| Work request |
The whole of the material needs to be repeated exactly, line for line.

| Raw data |
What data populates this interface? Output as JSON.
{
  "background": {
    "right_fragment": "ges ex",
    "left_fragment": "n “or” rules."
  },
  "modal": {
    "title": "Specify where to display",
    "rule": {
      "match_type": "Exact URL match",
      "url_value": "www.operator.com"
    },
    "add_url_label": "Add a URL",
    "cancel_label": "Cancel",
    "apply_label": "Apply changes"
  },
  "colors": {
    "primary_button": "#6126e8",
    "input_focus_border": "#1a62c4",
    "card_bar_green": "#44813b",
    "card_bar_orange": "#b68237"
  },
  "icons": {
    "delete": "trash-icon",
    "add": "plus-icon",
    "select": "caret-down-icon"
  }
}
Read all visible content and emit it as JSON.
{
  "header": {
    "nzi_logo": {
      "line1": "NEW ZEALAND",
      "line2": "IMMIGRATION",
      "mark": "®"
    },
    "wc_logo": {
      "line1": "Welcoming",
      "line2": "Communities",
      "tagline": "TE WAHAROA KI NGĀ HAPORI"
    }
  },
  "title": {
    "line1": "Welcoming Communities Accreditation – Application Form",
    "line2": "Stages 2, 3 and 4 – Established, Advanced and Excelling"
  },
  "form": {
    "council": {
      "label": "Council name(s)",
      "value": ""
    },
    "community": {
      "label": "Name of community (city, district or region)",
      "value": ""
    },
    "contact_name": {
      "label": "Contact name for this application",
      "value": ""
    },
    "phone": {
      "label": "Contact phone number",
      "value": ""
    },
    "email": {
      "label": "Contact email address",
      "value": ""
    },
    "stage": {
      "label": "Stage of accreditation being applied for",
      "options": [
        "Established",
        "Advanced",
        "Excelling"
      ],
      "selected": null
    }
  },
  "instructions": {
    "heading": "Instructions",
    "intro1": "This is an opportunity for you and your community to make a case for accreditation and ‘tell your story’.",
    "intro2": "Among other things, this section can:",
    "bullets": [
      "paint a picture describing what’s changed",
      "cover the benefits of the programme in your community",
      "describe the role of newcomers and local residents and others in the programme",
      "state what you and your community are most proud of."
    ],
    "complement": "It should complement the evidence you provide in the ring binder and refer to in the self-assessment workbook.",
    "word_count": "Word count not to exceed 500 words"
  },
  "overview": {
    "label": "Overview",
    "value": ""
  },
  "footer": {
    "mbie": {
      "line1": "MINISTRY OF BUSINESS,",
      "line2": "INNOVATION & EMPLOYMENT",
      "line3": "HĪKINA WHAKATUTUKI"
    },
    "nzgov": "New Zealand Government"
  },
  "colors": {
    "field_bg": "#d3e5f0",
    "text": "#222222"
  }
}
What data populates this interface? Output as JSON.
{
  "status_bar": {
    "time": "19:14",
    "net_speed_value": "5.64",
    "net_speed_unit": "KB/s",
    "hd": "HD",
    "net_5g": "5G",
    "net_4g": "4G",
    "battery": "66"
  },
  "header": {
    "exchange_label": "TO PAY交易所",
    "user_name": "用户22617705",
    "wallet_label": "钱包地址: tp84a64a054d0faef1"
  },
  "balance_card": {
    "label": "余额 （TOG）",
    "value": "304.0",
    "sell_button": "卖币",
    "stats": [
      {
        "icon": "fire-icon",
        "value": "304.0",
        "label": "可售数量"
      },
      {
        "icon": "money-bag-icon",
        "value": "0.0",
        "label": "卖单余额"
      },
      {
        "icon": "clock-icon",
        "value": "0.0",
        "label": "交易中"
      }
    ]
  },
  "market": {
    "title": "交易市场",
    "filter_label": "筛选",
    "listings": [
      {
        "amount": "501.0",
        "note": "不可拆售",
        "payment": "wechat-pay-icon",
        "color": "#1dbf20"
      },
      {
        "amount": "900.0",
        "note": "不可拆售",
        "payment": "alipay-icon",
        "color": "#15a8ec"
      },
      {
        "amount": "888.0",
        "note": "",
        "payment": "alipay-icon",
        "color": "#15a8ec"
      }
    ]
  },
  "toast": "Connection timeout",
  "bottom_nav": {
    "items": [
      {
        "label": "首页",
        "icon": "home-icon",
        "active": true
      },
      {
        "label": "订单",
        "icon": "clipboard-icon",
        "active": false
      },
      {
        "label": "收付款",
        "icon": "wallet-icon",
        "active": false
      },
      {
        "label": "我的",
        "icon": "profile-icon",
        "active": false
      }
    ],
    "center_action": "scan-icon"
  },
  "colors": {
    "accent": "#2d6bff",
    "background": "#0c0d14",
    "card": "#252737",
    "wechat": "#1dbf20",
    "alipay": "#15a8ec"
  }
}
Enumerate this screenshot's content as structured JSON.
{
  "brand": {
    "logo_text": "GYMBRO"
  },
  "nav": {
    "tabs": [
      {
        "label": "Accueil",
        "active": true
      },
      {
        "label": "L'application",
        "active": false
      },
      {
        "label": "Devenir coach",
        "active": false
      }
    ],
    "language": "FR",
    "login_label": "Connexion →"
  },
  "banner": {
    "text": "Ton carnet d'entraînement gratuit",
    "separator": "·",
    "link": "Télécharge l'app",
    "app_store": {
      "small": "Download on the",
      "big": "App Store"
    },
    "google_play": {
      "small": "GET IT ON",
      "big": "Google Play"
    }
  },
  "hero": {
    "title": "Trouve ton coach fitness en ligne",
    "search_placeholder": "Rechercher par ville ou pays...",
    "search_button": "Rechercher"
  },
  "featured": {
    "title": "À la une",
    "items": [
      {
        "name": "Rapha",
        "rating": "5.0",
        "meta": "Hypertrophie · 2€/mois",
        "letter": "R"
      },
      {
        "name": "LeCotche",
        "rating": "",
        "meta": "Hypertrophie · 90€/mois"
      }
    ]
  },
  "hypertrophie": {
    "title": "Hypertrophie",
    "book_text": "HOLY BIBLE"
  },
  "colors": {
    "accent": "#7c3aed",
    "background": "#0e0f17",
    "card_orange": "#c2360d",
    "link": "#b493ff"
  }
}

| Response |
What data populates this interface? Output as JSON.
{
  "background": {
    "right_fragment": "ges ex",
    "left_fragment": "n “or” rules."
  },
  "modal": {
    "title": "Specify where to display",
    "rule": {
      "match_type": "Exact URL match",
      "url_value": "www.operator.com"
    },
    "add_url_label": "Add a URL",
    "cancel_label": "Cancel",
    "apply_label": "Apply changes"
  },
  "colors": {
    "primary_button": "#6126e8",
    "input_focus_border": "#1a62c4",
    "card_bar_green": "#44813b",
    "card_bar_orange": "#b68237"
  },
  "icons": {
    "delete": "trash-icon",
    "add": "plus-icon",
    "select": "caret-down-icon"
  }
}
Read all visible content and emit it as JSON.
{
  "header": {
    "nzi_logo": {
      "line1": "NEW ZEALAND",
      "line2": "IMMIGRATION",
      "mark": "®"
    },
    "wc_logo": {
      "line1": "Welcoming",
      "line2": "Communities",
      "tagline": "TE WAHAROA KI NGĀ HAPORI"
    }
  },
  "title": {
    "line1": "Welcoming Communities Accreditation – Application Form",
    "line2": "Stages 2, 3 and 4 – Established, Advanced and Excelling"
  },
  "form": {
    "council": {
      "label": "Council name(s)",
      "value": ""
    },
    "community": {
      "label": "Name of community (city, district or region)",
      "value": ""
    },
    "contact_name": {
      "label": "Contact name for this application",
      "value": ""
    },
    "phone": {
      "label": "Contact phone number",
      "value": ""
    },
    "email": {
      "label": "Contact email address",
      "value": ""
    },
    "stage": {
      "label": "Stage of accreditation being applied for",
      "options": [
        "Established",
        "Advanced",
        "Excelling"
      ],
      "selected": null
    }
  },
  "instructions": {
    "heading": "Instructions",
    "intro1": "This is an opportunity for you and your community to make a case for accreditation and ‘tell your story’.",
    "intro2": "Among other things, this section can:",
    "bullets": [
      "paint a picture describing what’s changed",
      "cover the benefits of the programme in your community",
      "describe the role of newcomers and local residents and others in the programme",
      "state what you and your community are most proud of."
    ],
    "complement": "It should complement the evidence you provide in the ring binder and refer to in the self-assessment workbook.",
    "word_count": "Word count not to exceed 500 words"
  },
  "overview": {
    "label": "Overview",
    "value": ""
  },
  "footer": {
    "mbie": {
      "line1": "MINISTRY OF BUSINESS,",
      "line2": "INNOVATION & EMPLOYMENT",
      "line3": "HĪKINA WHAKATUTUKI"
    },
    "nzgov": "New Zealand Government"
  },
  "colors": {
    "field_bg": "#d3e5f0",
    "text": "#222222"
  }
}
What data populates this interface? Output as JSON.
{
  "status_bar": {
    "time": "19:14",
    "net_speed_value": "5.64",
    "net_speed_unit": "KB/s",
    "hd": "HD",
    "net_5g": "5G",
    "net_4g": "4G",
    "battery": "66"
  },
  "header": {
    "exchange_label": "TO PAY交易所",
    "user_name": "用户22617705",
    "wallet_label": "钱包地址: tp84a64a054d0faef1"
  },
  "balance_card": {
    "label": "余额 （TOG）",
    "value": "304.0",
    "sell_button": "卖币",
    "stats": [
      {
        "icon": "fire-icon",
        "value": "304.0",
        "label": "可售数量"
      },
      {
        "icon": "money-bag-icon",
        "value": "0.0",
        "label": "卖单余额"
      },
      {
        "icon": "clock-icon",
        "value": "0.0",
        "label": "交易中"
      }
    ]
  },
  "market": {
    "title": "交易市场",
    "filter_label": "筛选",
    "listings": [
      {
        "amount": "501.0",
        "note": "不可拆售",
        "payment": "wechat-pay-icon",
        "color": "#1dbf20"
      },
      {
        "amount": "900.0",
        "note": "不可拆售",
        "payment": "alipay-icon",
        "color": "#15a8ec"
      },
      {
        "amount": "888.0",
        "note": "",
        "payment": "alipay-icon",
        "color": "#15a8ec"
      }
    ]
  },
  "toast": "Connection timeout",
  "bottom_nav": {
    "items": [
      {
        "label": "首页",
        "icon": "home-icon",
        "active": true
      },
      {
        "label": "订单",
        "icon": "clipboard-icon",
        "active": false
      },
      {
        "label": "收付款",
        "icon": "wallet-icon",
        "active": false
      },
      {
        "label": "我的",
        "icon": "profile-icon",
        "active": false
      }
    ],
    "center_action": "scan-icon"
  },
  "colors": {
    "accent": "#2d6bff",
    "background": "#0c0d14",
    "card": "#252737",
    "wechat": "#1dbf20",
    "alipay": "#15a8ec"
  }
}
Enumerate this screenshot's content as structured JSON.
{
  "brand": {
    "logo_text": "GYMBRO"
  },
  "nav": {
    "tabs": [
      {
        "label": "Accueil",
        "active": true
      },
      {
        "label": "L'application",
        "active": false
      },
      {
        "label": "Devenir coach",
        "active": false
      }
    ],
    "language": "FR",
    "login_label": "Connexion →"
  },
  "banner": {
    "text": "Ton carnet d'entraînement gratuit",
    "separator": "·",
    "link": "Télécharge l'app",
    "app_store": {
      "small": "Download on the",
      "big": "App Store"
    },
    "google_play": {
      "small": "GET IT ON",
      "big": "Google Play"
    }
  },
  "hero": {
    "title": "Trouve ton coach fitness en ligne",
    "search_placeholder": "Rechercher par ville ou pays...",
    "search_button": "Rechercher"
  },
  "featured": {
    "title": "À la une",
    "items": [
      {
        "name": "Rapha",
        "rating": "5.0",
        "meta": "Hypertrophie · 2€/mois",
        "letter": "R"
      },
      {
        "name": "LeCotche",
        "rating": "",
        "meta": "Hypertrophie · 90€/mois"
      }
    ]
  },
  "hypertrophie": {
    "title": "Hypertrophie",
    "book_text": "HOLY BIBLE"
  },
  "colors": {
    "accent": "#7c3aed",
    "background": "#0e0f17",
    "card_orange": "#c2360d",
    "link": "#b493ff"
  }
}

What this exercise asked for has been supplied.